## WHAT NEEDS TO BE DONE
Once the pictures are removed, restate the data below word for word.

+--

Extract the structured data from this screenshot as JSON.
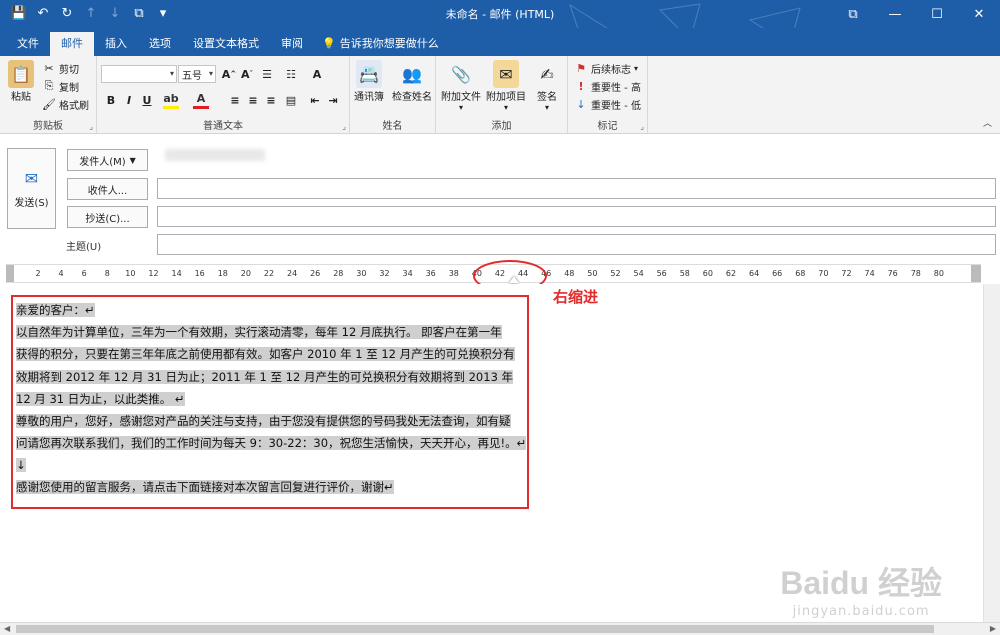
{
  "window": {
    "title": "未命名 - 邮件 (HTML)",
    "controls": [
      "restore-icon",
      "minimize-icon",
      "maximize-icon",
      "close-icon"
    ]
  },
  "quick_access": [
    "save-icon",
    "undo-icon",
    "redo-icon",
    "up-arrow-icon",
    "down-arrow-icon",
    "customize-icon"
  ],
  "tabs": [
    {
      "label": "文件"
    },
    {
      "label": "邮件"
    },
    {
      "label": "插入"
    },
    {
      "label": "选项"
    },
    {
      "label": "设置文本格式"
    },
    {
      "label": "审阅"
    }
  ],
  "tell_me": "告诉我你想要做什么",
  "ribbon": {
    "clipboard": {
      "label": "剪贴板",
      "paste": "粘贴",
      "cut": "剪切",
      "copy": "复制",
      "format_painter": "格式刷"
    },
    "basic_text": {
      "label": "普通文本",
      "font_value": "",
      "size_value": "五号"
    },
    "names": {
      "label": "姓名",
      "address_book": "通讯簿",
      "check_names": "检查姓名"
    },
    "include": {
      "label": "添加",
      "attach_file": "附加文件",
      "attach_item": "附加项目",
      "signature": "签名"
    },
    "tags": {
      "label": "标记",
      "follow_up": "后续标志",
      "high_importance": "重要性 - 高",
      "low_importance": "重要性 - 低"
    }
  },
  "header": {
    "send": "发送(S)",
    "from": "发件人(M)",
    "to": "收件人...",
    "cc": "抄送(C)...",
    "subject": "主题(U)"
  },
  "ruler": {
    "ticks": [
      "2",
      "4",
      "6",
      "8",
      "10",
      "12",
      "14",
      "16",
      "18",
      "20",
      "22",
      "24",
      "26",
      "28",
      "30",
      "32",
      "34",
      "36",
      "38",
      "40",
      "42",
      "44",
      "46",
      "48",
      "50",
      "52",
      "54",
      "56",
      "58",
      "60",
      "62",
      "64",
      "66",
      "68",
      "70",
      "72",
      "74",
      "76",
      "78",
      "80"
    ]
  },
  "annotation": "右缩进",
  "body": {
    "lines": [
      "亲爱的客户：↵",
      "以自然年为计算单位，三年为一个有效期，实行滚动清零，每年 12 月底执行。 即客户在第一年",
      "获得的积分，只要在第三年年底之前使用都有效。如客户 2010 年 1 至 12 月产生的可兑换积分有",
      "效期将到 2012 年 12 月 31 日为止；2011 年 1 至 12 月产生的可兑换积分有效期将到 2013 年",
      "12 月 31 日为止，以此类推。 ↵",
      "尊敬的用户，您好，感谢您对产品的关注与支持，由于您没有提供您的号码我处无法查询，如有疑",
      "问请您再次联系我们，我们的工作时间为每天 9：30-22：30，祝您生活愉快，天天开心，再见!。↵",
      "↓",
      "感谢您使用的留言服务，请点击下面链接对本次留言回复进行评价，谢谢↵"
    ]
  },
  "watermark": {
    "brand": "Baidu 经验",
    "url": "jingyan.baidu.com"
  }
}
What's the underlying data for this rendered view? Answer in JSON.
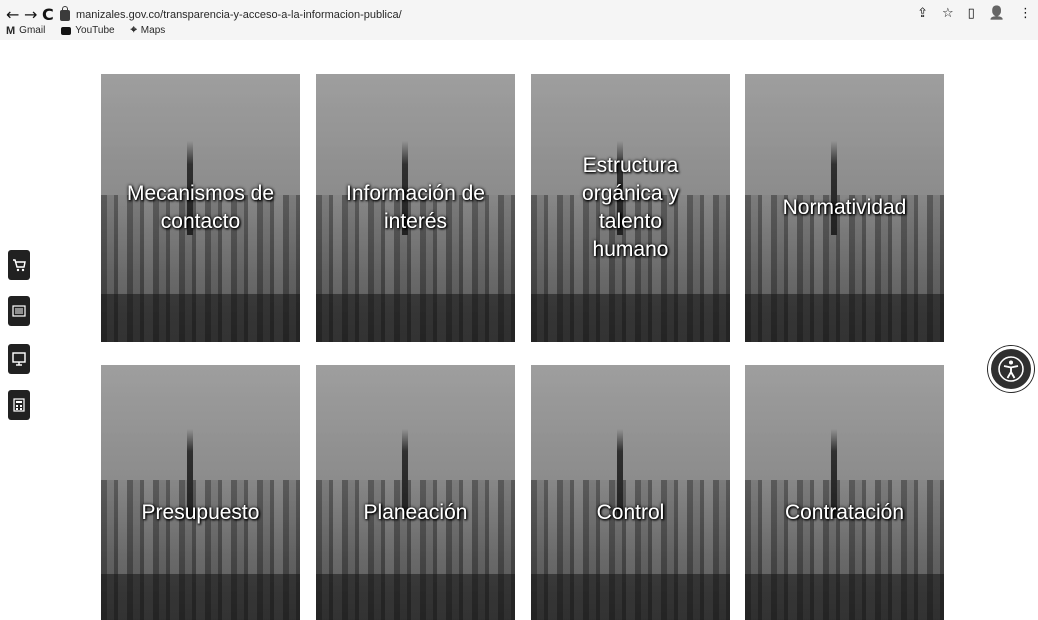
{
  "browser": {
    "back": "←",
    "forward": "→",
    "reload": "C",
    "url": "manizales.gov.co/transparencia-y-acceso-a-la-informacion-publica/",
    "bookmarks": [
      {
        "icon": "M",
        "label": "Gmail"
      },
      {
        "icon": "youtube-icon",
        "label": "YouTube"
      },
      {
        "icon": "maps-icon",
        "label": "Maps"
      }
    ]
  },
  "cards": [
    {
      "label": "Mecanismos de contacto"
    },
    {
      "label": "Información de interés"
    },
    {
      "label": "Estructura orgánica y talento humano"
    },
    {
      "label": "Normatividad"
    },
    {
      "label": "Presupuesto"
    },
    {
      "label": "Planeación"
    },
    {
      "label": "Control"
    },
    {
      "label": "Contratación"
    }
  ],
  "side_tools": [
    "cart-icon",
    "newspaper-icon",
    "monitor-icon",
    "calculator-icon"
  ],
  "accessibility_icon": "accessibility-icon"
}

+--

## REPLY
Extract the structured data from this screenshot as JSON.
{
  "window": {
    "title": "未命名 - 邮件 (HTML)",
    "controls": [
      "restore-icon",
      "minimize-icon",
      "maximize-icon",
      "close-icon"
    ]
  },
  "quick_access": [
    "save-icon",
    "undo-icon",
    "redo-icon",
    "up-arrow-icon",
    "down-arrow-icon",
    "customize-icon"
  ],
  "tabs": [
    {
      "label": "文件"
    },
    {
      "label": "邮件"
    },
    {
      "label": "插入"
    },
    {
      "label": "选项"
    },
    {
      "label": "设置文本格式"
    },
    {
      "label": "审阅"
    }
  ],
  "tell_me": "告诉我你想要做什么",
  "ribbon": {
    "clipboard": {
      "label": "剪贴板",
      "paste": "粘贴",
      "cut": "剪切",
      "copy": "复制",
      "format_painter": "格式刷"
    },
    "basic_text": {
      "label": "普通文本",
      "font_value": "",
      "size_value": "五号"
    },
    "names": {
      "label": "姓名",
      "address_book": "通讯簿",
      "check_names": "检查姓名"
    },
    "include": {
      "label": "添加",
      "attach_file": "附加文件",
      "attach_item": "附加项目",
      "signature": "签名"
    },
    "tags": {
      "label": "标记",
      "follow_up": "后续标志",
      "high_importance": "重要性 - 高",
      "low_importance": "重要性 - 低"
    }
  },
  "header": {
    "send": "发送(S)",
    "from": "发件人(M)",
    "to": "收件人...",
    "cc": "抄送(C)...",
    "subject": "主题(U)"
  },
  "ruler": {
    "ticks": [
      "2",
      "4",
      "6",
      "8",
      "10",
      "12",
      "14",
      "16",
      "18",
      "20",
      "22",
      "24",
      "26",
      "28",
      "30",
      "32",
      "34",
      "36",
      "38",
      "40",
      "42",
      "44",
      "46",
      "48",
      "50",
      "52",
      "54",
      "56",
      "58",
      "60",
      "62",
      "64",
      "66",
      "68",
      "70",
      "72",
      "74",
      "76",
      "78",
      "80"
    ]
  },
  "annotation": "右缩进",
  "body": {
    "lines": [
      "亲爱的客户：↵",
      "以自然年为计算单位，三年为一个有效期，实行滚动清零，每年 12 月底执行。 即客户在第一年",
      "获得的积分，只要在第三年年底之前使用都有效。如客户 2010 年 1 至 12 月产生的可兑换积分有",
      "效期将到 2012 年 12 月 31 日为止；2011 年 1 至 12 月产生的可兑换积分有效期将到 2013 年",
      "12 月 31 日为止，以此类推。 ↵",
      "尊敬的用户，您好，感谢您对产品的关注与支持，由于您没有提供您的号码我处无法查询，如有疑",
      "问请您再次联系我们，我们的工作时间为每天 9：30-22：30，祝您生活愉快，天天开心，再见!。↵",
      "↓",
      "感谢您使用的留言服务，请点击下面链接对本次留言回复进行评价，谢谢↵"
    ]
  },
  "watermark": {
    "brand": "Baidu 经验",
    "url": "jingyan.baidu.com"
  }
}
What's the underlying data for this rendered view? Answer in JSON.
{
  "browser": {
    "back": "←",
    "forward": "→",
    "reload": "C",
    "url": "manizales.gov.co/transparencia-y-acceso-a-la-informacion-publica/",
    "bookmarks": [
      {
        "icon": "M",
        "label": "Gmail"
      },
      {
        "icon": "youtube-icon",
        "label": "YouTube"
      },
      {
        "icon": "maps-icon",
        "label": "Maps"
      }
    ]
  },
  "cards": [
    {
      "label": "Mecanismos de contacto"
    },
    {
      "label": "Información de interés"
    },
    {
      "label": "Estructura orgánica y talento humano"
    },
    {
      "label": "Normatividad"
    },
    {
      "label": "Presupuesto"
    },
    {
      "label": "Planeación"
    },
    {
      "label": "Control"
    },
    {
      "label": "Contratación"
    }
  ],
  "side_tools": [
    "cart-icon",
    "newspaper-icon",
    "monitor-icon",
    "calculator-icon"
  ],
  "accessibility_icon": "accessibility-icon"
}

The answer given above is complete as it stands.